In short, doing evangelism today will take more patience, courage, and thoughtfulness than was needed a generation ago. And yet there is no substitute. Jesus told his disciples: “You will be my witnesses, in Jerusalem, in Judea and Samaria, and to the ends of the earth” (Acts 1:8). In Acts 8:4 we’re told that after the persecution in Jerusalem all the Christians were scattered (except the apostles) and that they “evangelized wherever they went.” Obviously, not all Christians are either gifted or called to do public speaking. It meant, and means, that every Christian talked to friends, neighbors, and colleagues about the gospel.

What We Need to Be Public

In the end, what we most need to be public about isn’t more training (although that’s highly recommended), but proper motivation arising from a grasp of the gospel—that we are sinners saved by grace.

There are at least three major reasons for evangelistic unfruitfulness. There is a lack of sensitivity—countered by the humility that comes from knowing we are undeserving sinners. There is a lack of courage—countered by the boldness that comes from knowing we are unconditionally loved.

Finally there is indifference. We look around us and see people struggling to find meaning, satisfaction, hope, confidence. The biggest reason we keep our mouths shut is that we’re failing in love for them. But the gospel produces love (Gal. 5:6). Now you may say, “Well, yes, I see I ought to be that humble, that confident, that loving—but I’m not.” But see, you’ve confirmed the point. The problem is ultimately in our hearts, not in our lack of training or knowing how to answer all the questions.

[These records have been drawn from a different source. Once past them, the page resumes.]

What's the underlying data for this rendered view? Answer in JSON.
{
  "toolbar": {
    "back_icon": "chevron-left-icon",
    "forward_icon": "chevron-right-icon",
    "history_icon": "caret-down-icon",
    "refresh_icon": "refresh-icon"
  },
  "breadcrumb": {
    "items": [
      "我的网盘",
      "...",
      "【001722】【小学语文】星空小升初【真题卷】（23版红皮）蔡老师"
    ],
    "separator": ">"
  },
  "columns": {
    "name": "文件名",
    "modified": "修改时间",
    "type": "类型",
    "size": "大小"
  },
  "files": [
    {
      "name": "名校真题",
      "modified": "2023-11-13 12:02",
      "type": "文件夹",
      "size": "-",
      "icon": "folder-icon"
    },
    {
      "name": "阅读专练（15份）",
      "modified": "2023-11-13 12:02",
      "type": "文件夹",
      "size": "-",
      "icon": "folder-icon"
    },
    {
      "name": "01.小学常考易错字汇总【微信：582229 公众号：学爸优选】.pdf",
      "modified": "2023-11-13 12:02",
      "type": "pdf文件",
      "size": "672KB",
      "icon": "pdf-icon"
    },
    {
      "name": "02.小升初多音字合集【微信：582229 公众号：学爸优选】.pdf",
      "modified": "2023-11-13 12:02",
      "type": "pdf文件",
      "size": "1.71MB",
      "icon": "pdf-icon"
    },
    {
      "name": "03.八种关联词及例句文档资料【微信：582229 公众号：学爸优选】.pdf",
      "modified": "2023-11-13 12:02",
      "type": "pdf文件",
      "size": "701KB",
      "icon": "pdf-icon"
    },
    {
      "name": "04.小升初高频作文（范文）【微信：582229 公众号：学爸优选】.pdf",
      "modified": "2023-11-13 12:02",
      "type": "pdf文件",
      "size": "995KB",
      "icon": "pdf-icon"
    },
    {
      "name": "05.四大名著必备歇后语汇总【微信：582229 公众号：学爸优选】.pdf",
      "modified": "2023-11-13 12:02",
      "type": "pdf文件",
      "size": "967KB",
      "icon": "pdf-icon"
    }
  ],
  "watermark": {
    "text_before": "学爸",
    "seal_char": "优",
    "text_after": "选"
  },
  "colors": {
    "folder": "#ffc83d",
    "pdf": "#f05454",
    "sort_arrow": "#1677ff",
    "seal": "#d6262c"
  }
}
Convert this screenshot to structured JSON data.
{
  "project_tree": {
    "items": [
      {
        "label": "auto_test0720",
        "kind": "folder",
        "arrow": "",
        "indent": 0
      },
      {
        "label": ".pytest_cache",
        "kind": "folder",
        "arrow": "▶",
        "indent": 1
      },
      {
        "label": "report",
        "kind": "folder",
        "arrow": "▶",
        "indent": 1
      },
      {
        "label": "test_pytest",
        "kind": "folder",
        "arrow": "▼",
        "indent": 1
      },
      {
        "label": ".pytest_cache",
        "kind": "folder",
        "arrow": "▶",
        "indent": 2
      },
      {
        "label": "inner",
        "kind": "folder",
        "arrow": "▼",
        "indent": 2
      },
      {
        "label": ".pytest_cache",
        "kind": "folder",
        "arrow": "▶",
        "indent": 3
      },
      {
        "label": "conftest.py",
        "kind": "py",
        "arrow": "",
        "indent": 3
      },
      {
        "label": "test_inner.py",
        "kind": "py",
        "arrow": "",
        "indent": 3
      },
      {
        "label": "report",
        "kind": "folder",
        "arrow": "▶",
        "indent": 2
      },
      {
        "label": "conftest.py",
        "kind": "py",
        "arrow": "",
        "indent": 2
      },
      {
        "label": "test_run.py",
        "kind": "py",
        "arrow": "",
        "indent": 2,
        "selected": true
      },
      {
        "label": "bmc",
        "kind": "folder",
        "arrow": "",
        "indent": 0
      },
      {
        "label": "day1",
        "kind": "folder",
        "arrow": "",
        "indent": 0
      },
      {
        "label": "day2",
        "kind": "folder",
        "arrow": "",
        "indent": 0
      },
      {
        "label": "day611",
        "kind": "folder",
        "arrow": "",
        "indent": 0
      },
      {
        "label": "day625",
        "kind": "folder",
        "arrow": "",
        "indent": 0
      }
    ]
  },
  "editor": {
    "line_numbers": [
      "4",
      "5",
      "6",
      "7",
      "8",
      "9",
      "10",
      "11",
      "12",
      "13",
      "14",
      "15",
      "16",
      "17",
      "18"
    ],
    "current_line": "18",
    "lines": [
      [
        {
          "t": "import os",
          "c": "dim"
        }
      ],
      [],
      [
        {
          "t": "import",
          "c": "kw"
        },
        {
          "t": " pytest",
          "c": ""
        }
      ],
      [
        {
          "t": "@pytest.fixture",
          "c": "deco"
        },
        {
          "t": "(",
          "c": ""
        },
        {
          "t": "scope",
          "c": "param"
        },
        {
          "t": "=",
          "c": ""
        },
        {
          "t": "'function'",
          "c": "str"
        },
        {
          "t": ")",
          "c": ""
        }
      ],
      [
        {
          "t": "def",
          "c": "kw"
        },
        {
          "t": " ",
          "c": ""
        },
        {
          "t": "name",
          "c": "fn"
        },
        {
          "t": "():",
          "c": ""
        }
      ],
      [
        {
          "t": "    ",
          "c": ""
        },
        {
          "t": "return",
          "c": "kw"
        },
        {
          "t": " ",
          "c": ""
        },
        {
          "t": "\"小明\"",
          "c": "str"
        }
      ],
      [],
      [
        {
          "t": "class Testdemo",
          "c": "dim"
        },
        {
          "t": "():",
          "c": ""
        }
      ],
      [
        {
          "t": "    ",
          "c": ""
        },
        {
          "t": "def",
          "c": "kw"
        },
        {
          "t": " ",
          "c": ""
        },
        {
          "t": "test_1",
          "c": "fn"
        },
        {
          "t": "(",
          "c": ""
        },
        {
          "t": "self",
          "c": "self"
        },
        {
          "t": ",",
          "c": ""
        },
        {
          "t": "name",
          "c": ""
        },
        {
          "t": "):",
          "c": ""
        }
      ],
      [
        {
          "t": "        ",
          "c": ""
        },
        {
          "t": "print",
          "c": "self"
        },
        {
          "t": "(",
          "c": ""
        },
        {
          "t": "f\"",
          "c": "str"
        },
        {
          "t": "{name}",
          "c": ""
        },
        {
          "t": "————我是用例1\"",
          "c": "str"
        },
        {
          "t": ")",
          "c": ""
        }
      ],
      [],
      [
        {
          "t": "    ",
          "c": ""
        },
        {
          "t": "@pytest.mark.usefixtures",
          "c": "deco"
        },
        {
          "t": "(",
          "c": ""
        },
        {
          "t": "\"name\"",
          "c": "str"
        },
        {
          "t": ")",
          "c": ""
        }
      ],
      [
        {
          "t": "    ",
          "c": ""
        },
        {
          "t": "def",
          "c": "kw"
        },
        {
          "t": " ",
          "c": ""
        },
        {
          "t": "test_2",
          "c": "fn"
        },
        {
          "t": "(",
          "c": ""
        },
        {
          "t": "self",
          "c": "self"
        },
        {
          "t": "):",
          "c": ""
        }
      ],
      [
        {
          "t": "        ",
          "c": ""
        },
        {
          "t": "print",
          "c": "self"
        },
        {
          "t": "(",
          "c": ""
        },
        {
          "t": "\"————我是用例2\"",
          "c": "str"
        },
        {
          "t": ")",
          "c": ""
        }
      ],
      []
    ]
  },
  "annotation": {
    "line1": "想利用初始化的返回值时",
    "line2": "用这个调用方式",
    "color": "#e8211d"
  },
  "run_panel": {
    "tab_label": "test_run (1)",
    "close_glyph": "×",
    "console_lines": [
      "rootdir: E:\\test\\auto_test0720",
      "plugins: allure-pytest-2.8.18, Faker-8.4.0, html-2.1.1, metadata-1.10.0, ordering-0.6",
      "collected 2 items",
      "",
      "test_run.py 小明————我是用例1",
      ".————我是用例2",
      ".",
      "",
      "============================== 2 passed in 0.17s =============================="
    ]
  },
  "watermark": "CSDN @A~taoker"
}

Remember the woman of Samaria who Jesus met at the well. “Many of the Samaritans from that town believed in him because of the woman’s testimony” (John 4:39). Why? She had no training, but he had changed her with his mercy, and now she didn’t need to care what people thought. “Come,” she said, “See a man who knew all my failures and still loved me.” And they came. “They said to the woman, ‘We no longer believe just because of what you said; now we have heard for ourselves, and we know that this man really is the Savior of the world’” (John 4:42).

Lord, change our hearts so that we have a love for our sorrowing, perishing friends that will fuel our bold yet humble witness to the grace that can only be found in Jesus.

Editors’ note: It’s not too late to join us at our 2019 National Conference, “Conversations with Jesus,” April 1 to 3 in Indianapolis. You can browse the complete list of 74 speakers and 58 talks, including a plenary talk and workshop from Tim Keller. The conference is fast-approaching, so register soon!

A version of this article appeared in the Redeemer Report.